(which kinda responds to question #4 about Taoist 'see-ers,' in a half-assed sort of way)
Last night I went to Wall St. with a friend of mine. It's a downtown nightclub, a bar and dance floor much like any other, except for its somewhat eclectic patronage. Gays and lesbians (feel free to substitute the euphemisms of your choice) mingle freely with "straights," trans-sexuals, cross-dressers, and a host of other points on the rainbow continuum of human sexuality which ranged far beyond the meager domain of my conservatively suburban upbringing. Sunday nights (of which this was one) are the best times for the intrepid adventurer or curious mind, when the lights go down and the drag queens capture the stage.
I guess what really surprised me most about the show, or more accurately the first performance I saw a few weeks ago, was how quickly I adjusted to thinking of the dancers as literal females. I tried to keep firmly in mind that these were really men, ordinary joes like me with a dwarvish 'Y' chromosome branding every cell of blood, bone and brain; males who just happened to shave their limbs (and torsos and backs and buns and...) and cram their genitals most ungently into pockets which would scarcely hold my keys; but I couldn't hold the thought; couldn't convince my heart. You see, they *looked* like women; they *moved* like women; they *sounded* like women (especially the ones with the deep throaty voices who frequent the 1-900 commercials); and basically, I was confounded by the apparent dichotomy between my unbending cognitive awareness that they were men, and my equally fervent sensory insistence that they were most definitely female.
Within minutes of my arrival (seconds on the second trip), the battle was declared, fought, and settled between my warring Apollonian and Dionysian hemispheres. They *were* men; that could not be doubted with any more conviction than the scientific assurance that the sun is a globe of hydrogen gas slowly fusing into helium. At the same time, they *were* female; and that could be not be denied any more than the intuitive truth that wine and suns are the things that dreams and poems are made of. I was not surprised that my senses conflicted with my formal knowledge; that happens all the time (for example, there are many quite convincing visual illusions regarding length, parallax, and gravitational orientation). However, I was surprised at how quickly my mind adjusted to ignoring "fact" and obeying "instinct," rather than the reverse.
What all this seemed to indicate was that we can never be wholly sure of what is "truth" and what is illusion; there is no objective hatrack on which we can hang our final judgements. All we can do is live with and act upon that which we receive, twisted and contradictory as that sometimes appears. When talking to the dancers after the show (several came out to see who was snapping flashbulbs at them), I had to finally give up all my futile urges to maintain old labels: I simply could not discern a flaw in the physio- socio- makeover these people had undergone. They *were* women in every sense I could possibly perceive, and it seemed as though acting in accordance with any other understanding would be extreme foolishness on *my* part.

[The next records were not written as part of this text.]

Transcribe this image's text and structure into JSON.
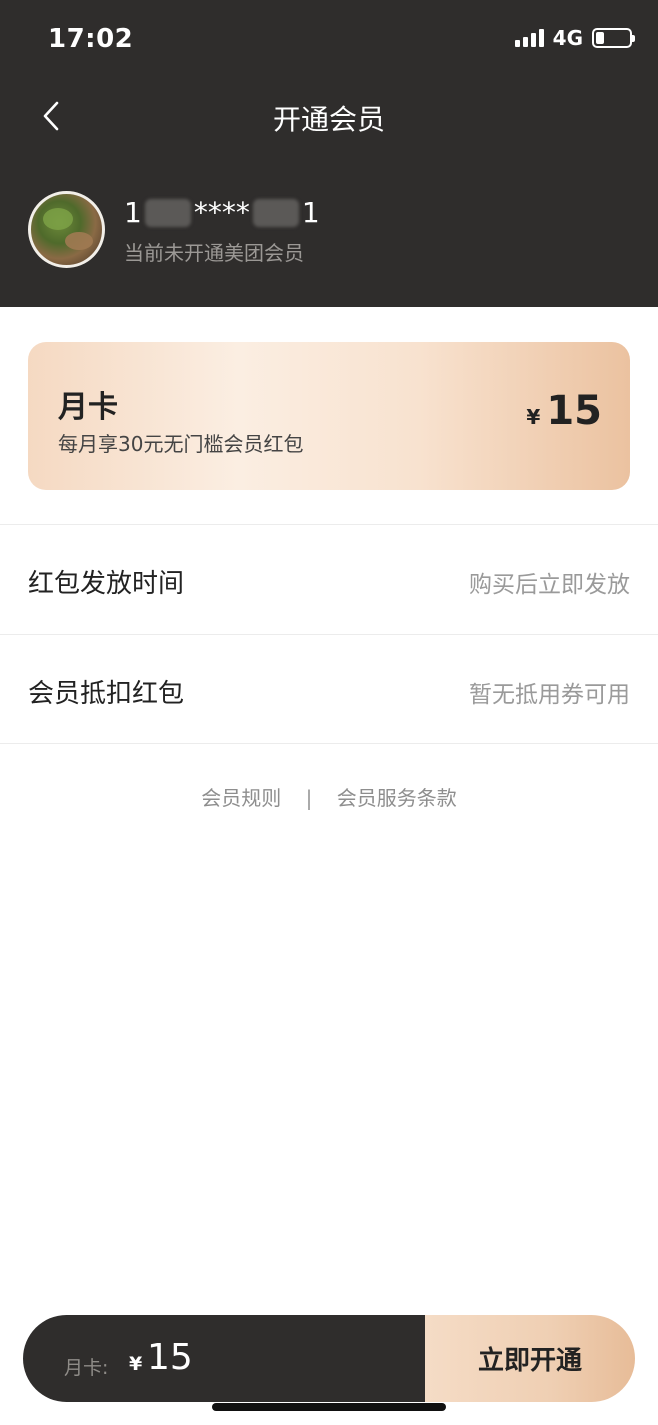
{
  "status_bar": {
    "time": "17:02",
    "network": "4G"
  },
  "nav": {
    "title": "开通会员"
  },
  "user": {
    "phone_prefix": "1",
    "phone_mask": "****",
    "phone_suffix": "1",
    "status": "当前未开通美团会员"
  },
  "plan_card": {
    "title": "月卡",
    "description": "每月享30元无门槛会员红包",
    "currency": "¥",
    "price": "15"
  },
  "rows": [
    {
      "label": "红包发放时间",
      "value": "购买后立即发放"
    },
    {
      "label": "会员抵扣红包",
      "value": "暂无抵用券可用"
    }
  ],
  "links": {
    "rules": "会员规则",
    "separator": "|",
    "terms": "会员服务条款"
  },
  "bottom_bar": {
    "plan_label": "月卡:",
    "currency": "¥",
    "price": "15",
    "cta": "立即开通"
  },
  "colors": {
    "header_bg": "#2f2d2c",
    "accent_gold": "#e7bc98",
    "muted_text": "#9a9a9a"
  }
}
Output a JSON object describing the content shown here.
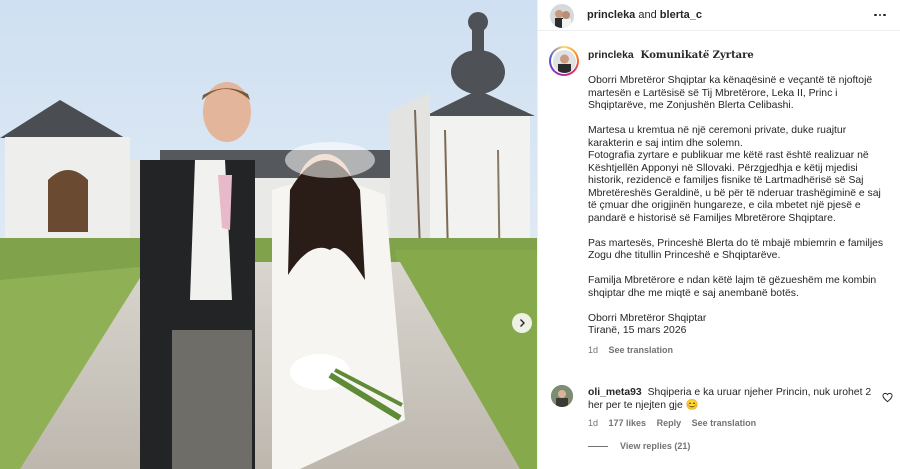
{
  "header": {
    "user1": "princleka",
    "connector": "and",
    "user2": "blerta_c"
  },
  "post": {
    "username": "princleka",
    "title": "𝐊𝐨𝐦𝐮𝐧𝐢𝐤𝐚𝐭𝐞̈ 𝐙𝐲𝐫𝐭𝐚𝐫𝐞",
    "p1": "Oborri Mbretëror Shqiptar ka kënaqësinë e veçantë të njoftojë martesën e Lartësisë së Tij Mbretërore, Leka II, Princ i Shqiptarëve, me Zonjushën Blerta Celibashi.",
    "p2": "Martesa u kremtua në një ceremoni private, duke ruajtur karakterin e saj intim dhe solemn.",
    "p3": "Fotografia zyrtare e publikuar me këtë rast është realizuar në Kështjellën Apponyi në Sllovaki. Përzgjedhja e këtij mjedisi historik, rezidencë e familjes fisnike të Lartmadhërisë së Saj Mbretëreshës Geraldinë, u bë për të nderuar trashëgiminë e saj të çmuar dhe origjinën hungareze, e cila mbetet një pjesë e pandarë e historisë së Familjes Mbretërore Shqiptare.",
    "p4": "Pas martesës, Princeshë Blerta do të mbajë mbiemrin e familjes Zogu dhe titullin Princeshë e Shqiptarëve.",
    "p5": "Familja Mbretërore e ndan këtë lajm të gëzueshëm me kombin shqiptar dhe me miqtë e saj anembanë botës.",
    "sign1": "Oborri Mbretëror Shqiptar",
    "sign2": "Tiranë, 15 mars 2026",
    "time": "1d",
    "see_translation": "See translation"
  },
  "comment": {
    "username": "oli_meta93",
    "text": "Shqiperia e ka uruar njeher Princin, nuk urohet 2 her per te njejten gje 😊",
    "time": "1d",
    "likes": "177 likes",
    "reply": "Reply",
    "see_translation": "See translation",
    "view_replies": "View replies (21)"
  },
  "icons": {
    "more": "more-options-icon",
    "heart": "heart-icon",
    "next": "chevron-right-icon"
  },
  "colors": {
    "text": "#262626",
    "secondary": "#737373",
    "border": "#efefef"
  }
}
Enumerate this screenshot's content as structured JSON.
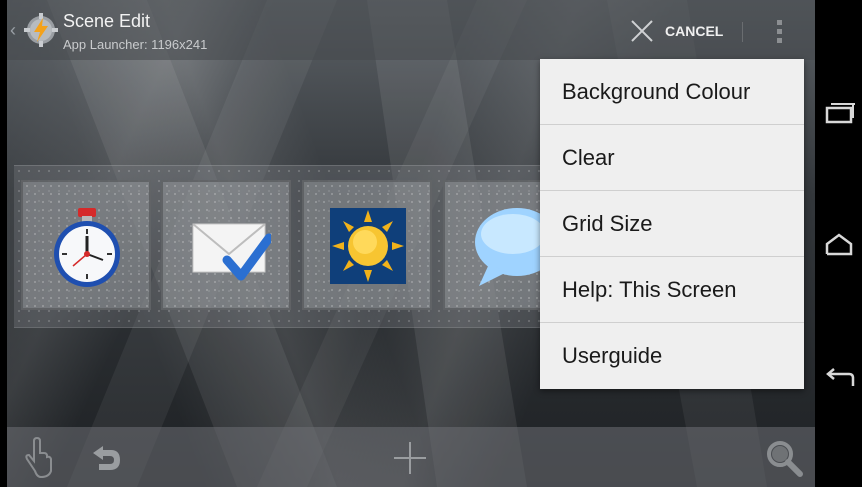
{
  "actionbar": {
    "title": "Scene Edit",
    "subtitle": "App Launcher: 1196x241",
    "cancel_label": "CANCEL",
    "icons": [
      "back-caret-icon",
      "tasker-app-icon",
      "close-icon",
      "overflow-menu-icon"
    ]
  },
  "scene": {
    "cells": [
      {
        "icon": "stopwatch-icon"
      },
      {
        "icon": "mail-check-icon"
      },
      {
        "icon": "sun-weather-icon"
      },
      {
        "icon": "speech-bubble-icon"
      }
    ]
  },
  "menu": {
    "items": [
      "Background Colour",
      "Clear",
      "Grid Size",
      "Help: This Screen",
      "Userguide"
    ]
  },
  "bottombar": {
    "icons": [
      "hand-touch-icon",
      "undo-icon",
      "add-icon",
      "magnify-icon"
    ]
  },
  "navbar": {
    "icons": [
      "recent-apps-icon",
      "home-icon",
      "back-icon"
    ]
  },
  "colors": {
    "menu_background": "#efefef",
    "menu_text": "#1a1a1a",
    "actionbar_text": "#f2f2f2",
    "navbar_background": "#000000"
  }
}
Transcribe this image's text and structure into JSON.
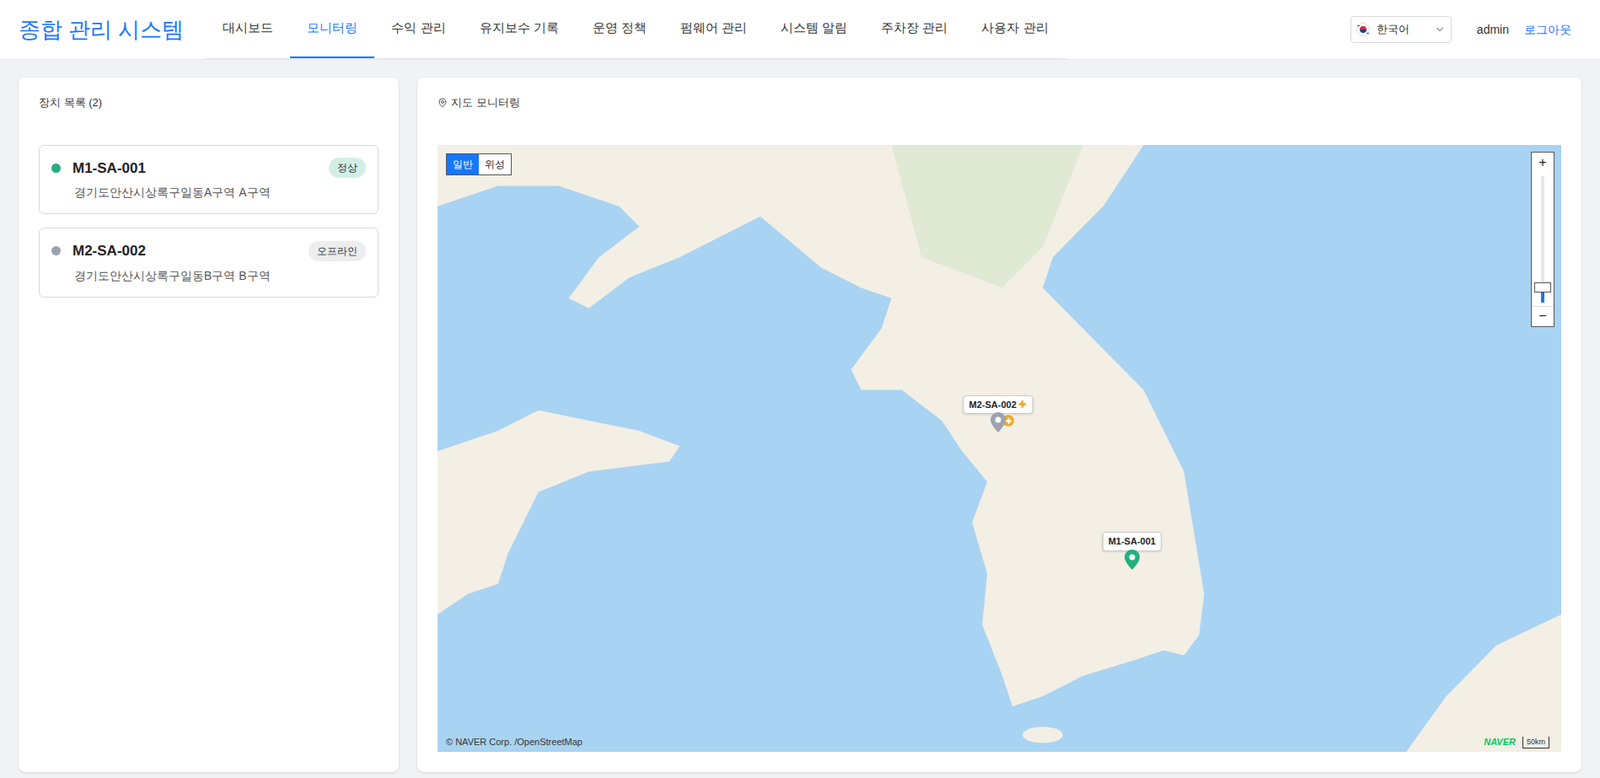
{
  "header": {
    "title": "종합 관리 시스템",
    "nav": [
      {
        "label": "대시보드",
        "selected": false
      },
      {
        "label": "모니터링",
        "selected": true
      },
      {
        "label": "수익 관리",
        "selected": false
      },
      {
        "label": "유지보수 기록",
        "selected": false
      },
      {
        "label": "운영 정책",
        "selected": false
      },
      {
        "label": "펌웨어 관리",
        "selected": false
      },
      {
        "label": "시스템 알림",
        "selected": false
      },
      {
        "label": "주차장 관리",
        "selected": false
      },
      {
        "label": "사용자 관리",
        "selected": false
      }
    ],
    "language": "한국어",
    "user": "admin",
    "logout": "로그아웃"
  },
  "device_list": {
    "title": "장치 목록 (2)",
    "devices": [
      {
        "name": "M1-SA-001",
        "address": "경기도안산시상록구일동A구역 A구역",
        "status": "정상",
        "color": "#22b07d"
      },
      {
        "name": "M2-SA-002",
        "address": "경기도안산시상록구일동B구역 B구역",
        "status": "오프라인",
        "color": "#9ca3af"
      }
    ]
  },
  "map": {
    "title": "지도 모니터링",
    "map_types": [
      {
        "label": "일반",
        "selected": true
      },
      {
        "label": "위성",
        "selected": false
      }
    ],
    "zoom_in": "+",
    "zoom_out": "−",
    "zoom_level": 0.12,
    "markers": [
      {
        "label": "M2-SA-002",
        "charging": true,
        "color": "#9ca3af"
      },
      {
        "label": "M1-SA-001",
        "charging": false,
        "color": "#22b07d"
      }
    ],
    "attribution": "© NAVER Corp. /OpenStreetMap",
    "logo": "NAVER",
    "scale": "50km"
  }
}
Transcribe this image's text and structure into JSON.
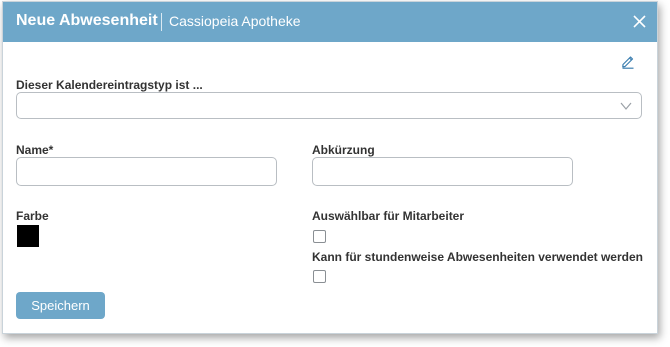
{
  "dialog": {
    "title": "Neue Abwesenheit",
    "subtitle": "Cassiopeia Apotheke",
    "header_color": "#6ea7c9"
  },
  "form": {
    "type_label": "Dieser Kalendereintragstyp ist ...",
    "type_value": "",
    "name_label": "Name*",
    "name_value": "",
    "abbr_label": "Abkürzung",
    "abbr_value": "",
    "color_label": "Farbe",
    "color_value": "#000000",
    "selectable_label": "Auswählbar für Mitarbeiter",
    "selectable_checked": false,
    "hourly_label": "Kann für stundenweise Abwesenheiten verwendet werden",
    "hourly_checked": false
  },
  "actions": {
    "save_label": "Speichern"
  },
  "icons": {
    "close": "close-icon",
    "edit": "pencil-icon",
    "dropdown": "chevron-down-icon"
  }
}
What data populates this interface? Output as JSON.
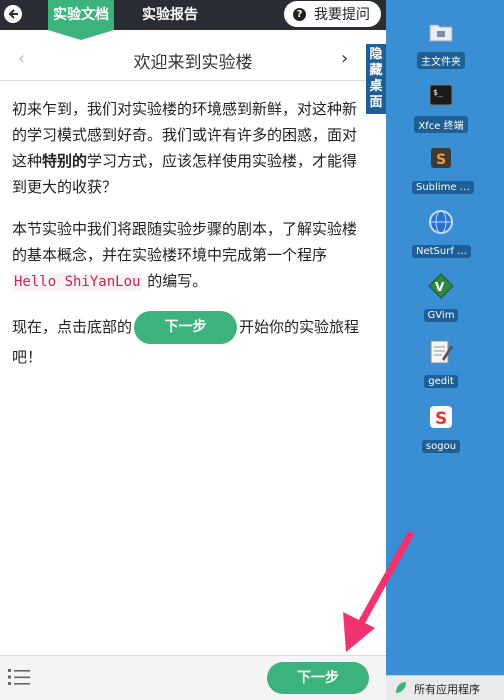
{
  "header": {
    "tabs": [
      {
        "label": "实验文档",
        "active": true
      },
      {
        "label": "实验报告",
        "active": false
      }
    ],
    "ask_button": {
      "label": "我要提问",
      "icon": "question-circle-icon"
    },
    "back_icon": "arrow-left-circle-icon"
  },
  "titlebar": {
    "title": "欢迎来到实验楼",
    "prev_icon": "chevron-left-icon",
    "next_icon": "chevron-right-icon"
  },
  "content": {
    "p1_a": "初来乍到，我们对实验楼的环境感到新鲜，对这种新的学习模式感到好奇。我们或许有许多的困惑，面对这种",
    "p1_bold": "特别的",
    "p1_b": "学习方式，应该怎样使用实验楼，才能得到更大的收获？",
    "p2_a": "本节实验中我们将跟随实验步骤的剧本，了解实验楼的基本概念，并在实验楼环境中完成第一个程序 ",
    "p2_code": "Hello ShiYanLou",
    "p2_b": " 的编写。",
    "p3_a": "现在，点击底部的",
    "p3_button": "下一步",
    "p3_b": "开始你的实验旅程吧！"
  },
  "bottom": {
    "menu_icon": "list-icon",
    "next_label": "下一步"
  },
  "desktop": {
    "hide_label": "隐藏桌面",
    "icons": [
      {
        "label": "主文件夹",
        "icon": "folder-icon"
      },
      {
        "label": "Xfce 终端",
        "icon": "terminal-icon"
      },
      {
        "label": "Sublime …",
        "icon": "sublime-icon"
      },
      {
        "label": "NetSurf …",
        "icon": "netsurf-icon"
      },
      {
        "label": "GVim",
        "icon": "gvim-icon"
      },
      {
        "label": "gedit",
        "icon": "gedit-icon"
      },
      {
        "label": "sogou",
        "icon": "sogou-icon"
      }
    ],
    "taskbar_label": "所有应用程序"
  },
  "colors": {
    "accent": "#3cb37d",
    "topbar": "#2a2d33",
    "desktop": "#3a8ed3",
    "arrow": "#f0336f"
  }
}
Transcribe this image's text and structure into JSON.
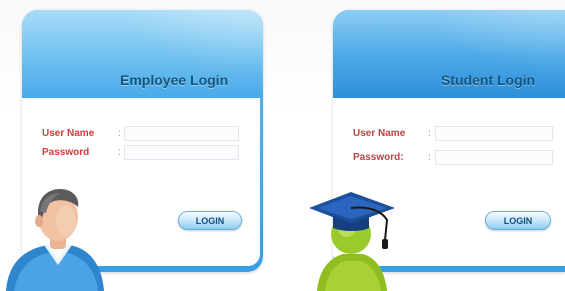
{
  "employee": {
    "title": "Employee Login",
    "username_label": "User Name",
    "password_label": "Password",
    "colon": ":",
    "username_value": "",
    "password_value": "",
    "login_label": "LOGIN",
    "avatar_icon": "employee-avatar-icon"
  },
  "student": {
    "title": "Student Login",
    "username_label": "User Name",
    "password_label": "Password:",
    "colon": ":",
    "username_value": "",
    "password_value": "",
    "login_label": "LOGIN",
    "avatar_icon": "student-graduate-avatar-icon"
  },
  "colors": {
    "panel_blue": "#4aa7e6",
    "header_light": "#a9dcf7",
    "title_text": "#16557f",
    "label_red": "#d63a3a",
    "button_text": "#124f7f"
  }
}
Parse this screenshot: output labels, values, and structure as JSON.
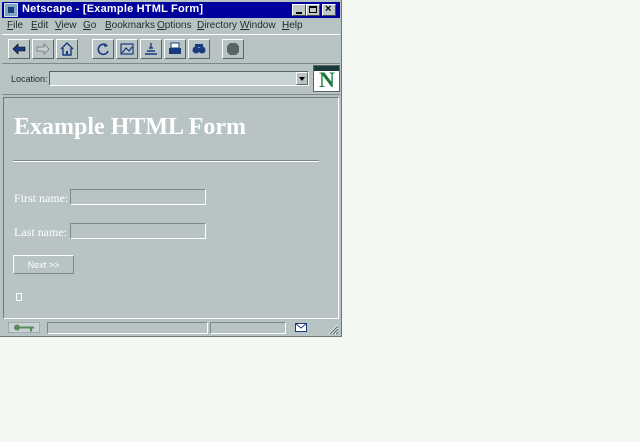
{
  "window": {
    "title": "Netscape - [Example HTML Form]",
    "controls": [
      "minimize",
      "maximize",
      "close"
    ]
  },
  "menu": {
    "items": [
      "File",
      "Edit",
      "View",
      "Go",
      "Bookmarks",
      "Options",
      "Directory",
      "Window",
      "Help"
    ]
  },
  "toolbar": {
    "buttons": [
      "back-icon",
      "forward-icon",
      "home-icon",
      "reload-icon",
      "images-icon",
      "open-icon",
      "print-icon",
      "find-icon",
      "stop-icon"
    ]
  },
  "location": {
    "label": "Location:",
    "value": ""
  },
  "page": {
    "heading": "Example HTML Form",
    "first_name_label": "First name:",
    "first_name_value": "",
    "last_name_label": "Last name:",
    "last_name_value": "",
    "next_button": "Next >>"
  },
  "colors": {
    "titlebar": "#00009c",
    "chrome": "#b8c4c4",
    "desktop": "#f2f7f2",
    "page_text": "#ffffff"
  }
}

We, all of us, can only work with what we are given. If it is given to us to know the track of the stars in their heavens, then we may take that knowledge and design calendars which accurately trace the passage of time throughout the millenia. If, on the other hand, all the constellations were to one day dance about the sky and spell out in scintillating, parsec-long capitals, "REPENT, OLIVER!" then that's bloody well what we've got to do. It is not for us to try to impose our pre- and mis-conceptions of reality on a nature and Being which has gotten along quite well without us or our fickle ideologies. Rather,our responsibility lies in responding to what find at hand (and eye and ear); as soon as we become choosy about our perceptions, and even begin *denying* them for the sake of more plausible beliefs, then we damn ourselves with our own blindness.
At first I had a lot of trouble justifying this conviction to myself (see? I'm doing it already), thinking that Nazi recruiters would have agreed completely with the notion of "seeing-and-accept--don't-doubt;" then I remembered what an absolutely transcendent and horrifyingly precice experience true "seeing" could be: "seeing" millions of humans herded and slaughtered like cattle; "seeing" weeping families torn apart by grimly forsaken guards; "seeing" the novelty of a shower which sprayed no water. No, the danger did not lie in trusting one's senses, but in having faith in patently ridiculous preconceptions: an entire race should die for believing in the wrong god; variances in melanin, even trace degrees detectable only in geneological charts, are sufficient cause for slavery; &c.
Is this stretched a little far from worrying about conflicting labels springing from physiology and an eccentric preference in costume and posture? I don't think so. Not in an age when klansmen sponsor political candidates, and people cheer cannibalistic killers like Jeffery Dahmer for giving "fags and niggers" only what they deserved. People have got to learn to live without the preconceptions, categories, and judgements which act as their crutch in this chaotic and admittedly unwieldy world.
He who boasts that he is free from craving, owning, knowing, only proves his strivings and illusions are still growing. Is there still hope (AS 129) I may be growing toward the Wisdom How do we perceive our Self-Nature? that is not-knowing? That which perceives IS our Self-Nature. (AS 144) Without it, there could not be perception. (AS 116)